Governments serve several functions key to economic development, including correcting market failures, raising taxes, delivering services, and protecting property rights. Yet, particularly in poor countries, they often fail to do so effectively. In this course, we will explore the empirical body of evidence on what can be done to improve service delivery. We view this evidence through an analytical framework emphasizing the agency problems between citizens, politicians and bureaucrats. Correspondingly, the course is divided into four sections. We will first focus on how democratic institutions select and constrain politicians. Second, we will explore issues of bureaucratic selection and incentives affecting bureaucrats. Third, we will review evaluations of specific reforms aimed at strengthening institutions, promoting accountability, and improving service delivery. In a final section, we will explore the interactions between governance, development, and political conflict. This section emphasizes cases where subnational conflict reflects a violent competition for legitimate political control. This discussion also will relate modern efforts at state building to classical philosophical and political discussions on the creation of legitimate states. We will also focus extensively on empirical case studies of policies, reforms, and innovations that have proven effective.


10 hours of lectures and 9 hours of classes in the LT. 1 hour of lectures and 1 hour of classes in the ST.

There will be a reading week in Week 6 of LT only (no lectures or classes that week).

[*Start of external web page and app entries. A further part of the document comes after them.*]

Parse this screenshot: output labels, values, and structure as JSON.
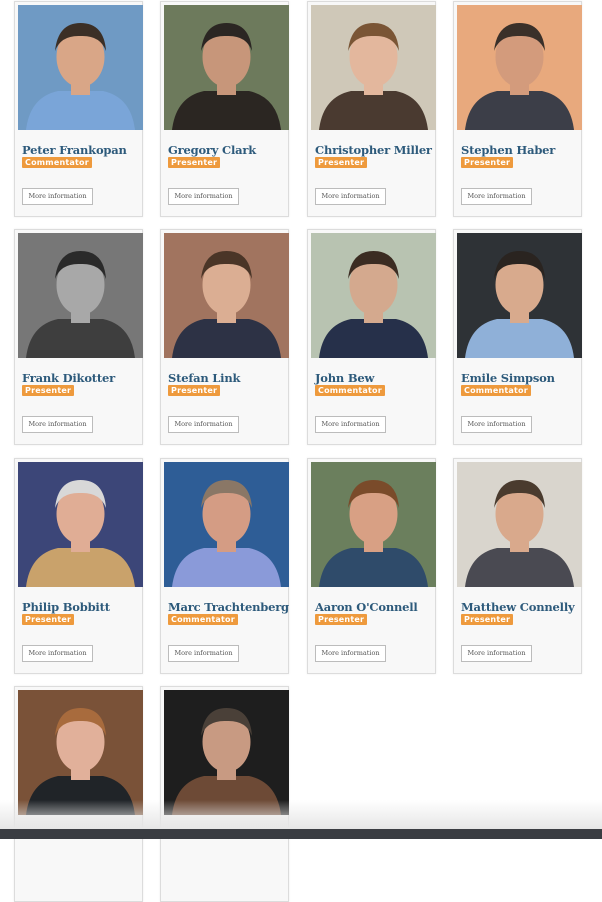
{
  "more_label": "More information",
  "colors": {
    "name": "#2d5a7b",
    "badge": "#ee9a3d",
    "footer": "#3a3d42"
  },
  "people": [
    {
      "name": "Peter Frankopan",
      "role": "Commentator",
      "bg": "#6f9ac4",
      "skin": "#d9a687",
      "hair": "#3b2f26",
      "shirt": "#7aa5d8"
    },
    {
      "name": "Gregory Clark",
      "role": "Presenter",
      "bg": "#6d7a5c",
      "skin": "#c7967a",
      "hair": "#2b2623",
      "shirt": "#2b2622"
    },
    {
      "name": "Christopher Miller",
      "role": "Presenter",
      "bg": "#cfc8b8",
      "skin": "#e3b79d",
      "hair": "#7a5535",
      "shirt": "#4a3a30"
    },
    {
      "name": "Stephen Haber",
      "role": "Presenter",
      "bg": "#e8a97d",
      "skin": "#d39b7c",
      "hair": "#3a3029",
      "shirt": "#3c3e48"
    },
    {
      "name": "Frank Dikotter",
      "role": "Presenter",
      "bg": "#777777",
      "skin": "#a8a8a8",
      "hair": "#2a2a2a",
      "shirt": "#3e3e3e"
    },
    {
      "name": "Stefan Link",
      "role": "Presenter",
      "bg": "#a1745f",
      "skin": "#dbae93",
      "hair": "#4a3527",
      "shirt": "#2d3245"
    },
    {
      "name": "John Bew",
      "role": "Commentator",
      "bg": "#b8c3b1",
      "skin": "#d4a98e",
      "hair": "#3b2c22",
      "shirt": "#26304a"
    },
    {
      "name": "Emile Simpson",
      "role": "Commentator",
      "bg": "#2e3236",
      "skin": "#d8aa8d",
      "hair": "#2a2420",
      "shirt": "#8fb0d8"
    },
    {
      "name": "Philip Bobbitt",
      "role": "Presenter",
      "bg": "#3c4678",
      "skin": "#e0ad95",
      "hair": "#d8d8d8",
      "shirt": "#c9a26b"
    },
    {
      "name": "Marc Trachtenberg",
      "role": "Commentator",
      "bg": "#2e5d96",
      "skin": "#d49c84",
      "hair": "#8a7766",
      "shirt": "#8a9ad9"
    },
    {
      "name": "Aaron O'Connell",
      "role": "Presenter",
      "bg": "#6b7f5d",
      "skin": "#d8a084",
      "hair": "#7a4b2a",
      "shirt": "#2f4b6a"
    },
    {
      "name": "Matthew Connelly",
      "role": "Presenter",
      "bg": "#d9d5cd",
      "skin": "#d9a98c",
      "hair": "#4a3b2e",
      "shirt": "#4a4a52"
    },
    {
      "name": "",
      "role": "",
      "bg": "#7a5238",
      "skin": "#e1b09a",
      "hair": "#a86b3d",
      "shirt": "#202428"
    },
    {
      "name": "",
      "role": "",
      "bg": "#1e1e1e",
      "skin": "#c89a82",
      "hair": "#4a4038",
      "shirt": "#6d4a36"
    }
  ]
}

This course is delivered through a combination of classes and lectures totalling a minimum of 20 hours across Lent Term. This year, some or all of this teaching will be delivered through a combination of virtual classes, live streamed (recorded) lectures, and some flipped content delivered as short online videos.

Formative coursework

weekly challenges and feedback will be given on two.

Indicative reading

  • Acemoglu, Daron and James Robinson, Why Nations Fail, Crown Books, 2012;
  • Besley, Timothy and Torsten Persson, Pillars of Prosperity: The Political Economics of Development Clusters, Princeton University Press, 2011


10% - Class Participation

10% - Lecture Attendance

80% - Final Essay (1,500 Words)

Course selection videos

Some departments have produced short videos to introduce their courses. Please refer to the course selection videos index page for further information.

Important information in response to COVID-19

Please note that during 2021/22 academic year some variation to teaching and learning activities may be required to respond to changes in public health advice and/or to account for the differing needs of students in attendance on campus and those who might be studying online. For example, this may involve changes to the mode of teaching delivery and/or the format or weighting of assessments. Changes will only be made if required and students will be notified about any changes to teaching or assessment plans at the earliest opportunity.

Key facts

Department: Economics

Total students 2020/21: 53

Average class size 2020/21: 18

Capped 2020/21: No

Value: Half Unit

Guidelines for interpreting course guide information

Personal development skills

  • Self-management
  • Team working
  • Problem solving
  • Communication